_Task details_: Leaving out the images, please reproduce each line below exactly.

_Listed records_:
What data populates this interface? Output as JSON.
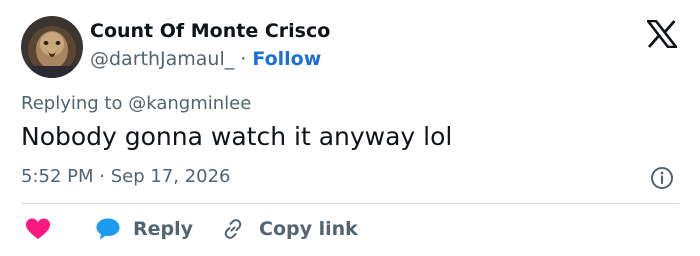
{
  "author": {
    "display_name": "Count Of Monte Crisco",
    "handle": "@darthJamaul_",
    "separator": "·",
    "follow_label": "Follow"
  },
  "reply_context": {
    "prefix": "Replying to",
    "mention": "@kangminlee"
  },
  "tweet": {
    "text": "Nobody gonna watch it anyway lol",
    "timestamp": "5:52 PM · Sep 17, 2026"
  },
  "actions": {
    "reply_label": "Reply",
    "copy_link_label": "Copy link"
  },
  "icons": {
    "brand": "x-logo-icon",
    "info": "info-icon",
    "like": "heart-icon",
    "reply": "speech-bubble-icon",
    "copy": "link-icon"
  },
  "colors": {
    "text_primary": "#0f1419",
    "text_secondary": "#536471",
    "link_blue": "#1d6fdc",
    "heart_pink": "#f91880",
    "bubble_blue": "#1d9bf0",
    "divider": "#cfd9de"
  }
}
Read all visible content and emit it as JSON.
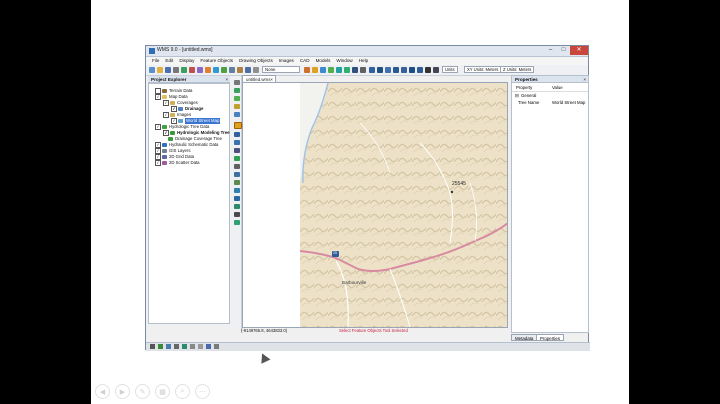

_Task output_:
What data populates this interface? Output as JSON.
{
  "author": {
    "display_name": "Count Of Monte Crisco",
    "handle": "@darthJamaul_",
    "separator": "·",
    "follow_label": "Follow"
  },
  "reply_context": {
    "prefix": "Replying to",
    "mention": "@kangminlee"
  },
  "tweet": {
    "text": "Nobody gonna watch it anyway lol",
    "timestamp": "5:52 PM · Sep 17, 2026"
  },
  "actions": {
    "reply_label": "Reply",
    "copy_link_label": "Copy link"
  },
  "icons": {
    "brand": "x-logo-icon",
    "info": "info-icon",
    "like": "heart-icon",
    "reply": "speech-bubble-icon",
    "copy": "link-icon"
  },
  "colors": {
    "text_primary": "#0f1419",
    "text_secondary": "#536471",
    "link_blue": "#1d6fdc",
    "heart_pink": "#f91880",
    "bubble_blue": "#1d9bf0",
    "divider": "#cfd9de"
  }
}
Read all visible content and emit it as JSON.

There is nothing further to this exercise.